The radical separation of ascetics, saints, sages, practising philosophers, and later also artists and virtuosos from the mode of existence of those who continue in the average, approximate and unqualified, shows that the human being is a creature damned to distinguish between repetitions. What later philosophers called freedom first manifests itself in the act with which dissidents rebel against the domination by inner and outer mechanisms. By distancing themselves from the entire realm of deep-seated passions, acquired habits and adopted or sedimented opinions, they make space for a comprehensive transformation. No part of the human can stay as it was: the feelings are reformed, the habitus remodeled, the world of thoughts restructured from the bottom up, and the spoken word overhauled. The whole of life rises up as a new construction on the foundation of favorable repetition.

…The transformation occurs thorugh mental deautomatization and mental decontamination.
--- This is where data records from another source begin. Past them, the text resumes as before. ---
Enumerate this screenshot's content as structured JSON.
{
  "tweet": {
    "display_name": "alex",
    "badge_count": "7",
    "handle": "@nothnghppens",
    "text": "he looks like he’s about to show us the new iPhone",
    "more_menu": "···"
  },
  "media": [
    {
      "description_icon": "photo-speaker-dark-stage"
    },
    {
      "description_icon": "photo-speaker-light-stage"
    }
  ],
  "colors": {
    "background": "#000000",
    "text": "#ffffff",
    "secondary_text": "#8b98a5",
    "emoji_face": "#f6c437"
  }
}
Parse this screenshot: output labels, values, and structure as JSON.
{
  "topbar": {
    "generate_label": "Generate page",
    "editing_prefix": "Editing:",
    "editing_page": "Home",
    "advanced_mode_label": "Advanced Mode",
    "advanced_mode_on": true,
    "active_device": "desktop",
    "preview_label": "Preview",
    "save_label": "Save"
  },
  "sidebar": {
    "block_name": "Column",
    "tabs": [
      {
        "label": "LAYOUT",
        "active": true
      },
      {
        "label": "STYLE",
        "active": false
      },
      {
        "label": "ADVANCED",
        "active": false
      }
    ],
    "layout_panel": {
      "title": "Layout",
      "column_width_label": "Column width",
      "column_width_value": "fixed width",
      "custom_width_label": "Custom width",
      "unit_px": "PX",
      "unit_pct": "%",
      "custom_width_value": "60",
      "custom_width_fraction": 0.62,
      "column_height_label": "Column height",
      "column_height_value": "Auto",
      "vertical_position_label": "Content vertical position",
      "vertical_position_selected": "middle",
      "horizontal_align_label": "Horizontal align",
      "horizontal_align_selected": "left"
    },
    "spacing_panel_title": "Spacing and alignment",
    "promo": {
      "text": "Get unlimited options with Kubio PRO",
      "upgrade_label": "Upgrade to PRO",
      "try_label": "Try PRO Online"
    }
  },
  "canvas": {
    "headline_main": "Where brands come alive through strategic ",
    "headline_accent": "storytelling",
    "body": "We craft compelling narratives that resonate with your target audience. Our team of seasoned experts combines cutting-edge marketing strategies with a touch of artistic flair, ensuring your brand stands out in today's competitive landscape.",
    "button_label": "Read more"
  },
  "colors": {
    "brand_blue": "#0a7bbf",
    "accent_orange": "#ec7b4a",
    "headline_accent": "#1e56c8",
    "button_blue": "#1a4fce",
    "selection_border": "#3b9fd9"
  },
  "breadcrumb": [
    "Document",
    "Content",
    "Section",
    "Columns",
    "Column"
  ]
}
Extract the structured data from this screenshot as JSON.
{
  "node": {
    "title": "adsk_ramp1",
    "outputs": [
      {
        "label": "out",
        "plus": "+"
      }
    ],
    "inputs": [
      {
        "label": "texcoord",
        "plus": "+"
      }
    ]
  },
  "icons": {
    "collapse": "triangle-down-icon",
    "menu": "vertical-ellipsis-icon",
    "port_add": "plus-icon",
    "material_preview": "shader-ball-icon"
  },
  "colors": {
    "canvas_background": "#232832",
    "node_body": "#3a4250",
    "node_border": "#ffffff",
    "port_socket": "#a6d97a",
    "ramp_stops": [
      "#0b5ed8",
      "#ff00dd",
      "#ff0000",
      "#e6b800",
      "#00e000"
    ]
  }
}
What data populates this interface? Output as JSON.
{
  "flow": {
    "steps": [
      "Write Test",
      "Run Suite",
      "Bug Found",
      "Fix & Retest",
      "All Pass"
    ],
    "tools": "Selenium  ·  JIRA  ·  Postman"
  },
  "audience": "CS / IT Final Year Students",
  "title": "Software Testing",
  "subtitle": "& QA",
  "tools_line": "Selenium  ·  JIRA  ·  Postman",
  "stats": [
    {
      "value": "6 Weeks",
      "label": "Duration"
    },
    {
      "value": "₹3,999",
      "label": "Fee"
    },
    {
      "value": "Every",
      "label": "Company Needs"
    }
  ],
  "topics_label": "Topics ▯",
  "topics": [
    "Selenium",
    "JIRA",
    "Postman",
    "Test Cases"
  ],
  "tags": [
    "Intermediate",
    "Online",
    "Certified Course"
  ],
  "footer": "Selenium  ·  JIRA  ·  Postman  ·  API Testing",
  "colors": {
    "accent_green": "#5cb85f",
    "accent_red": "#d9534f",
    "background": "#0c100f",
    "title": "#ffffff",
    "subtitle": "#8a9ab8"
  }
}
Hence the use of silence in many spiritual schools… Nietzsche was still acting in this tradition: “Every characteristic absence of spirituality, every piece of common vulgarity, is due to an inability to resist a stimulus–you have to react, you follow every impulse.” The spiritual exercise is the one that disables such compulsion.

This de-automatization, this liberation from infection by the blindly reproducing unexamined, must be accompanied by the methodical erection of a new spiritual structure. Nothing could be more alien to the pioneers of the ethical distinction than modern spontaneism, which cultivates shock, confusion and the interruption of the habitual as aesthetic values per se, without asking what should replace the interrupted. The original ethical life is reformatory. It always seeks to exchange harmful for favourable repetition. It wants to replace corrupt life forms with upright ones. It strives to avoid the impure and immerse itself in the pure. That these binary oppositions entail costly simplifications if, for now, beside the point.  All that matters is that in this framework, individualized freedom emerges in its oldest and most intense form.

SOURCE: Peter Sloterdijk, You Must Change Your Life, originally published in German in 2009, English translation published in 2013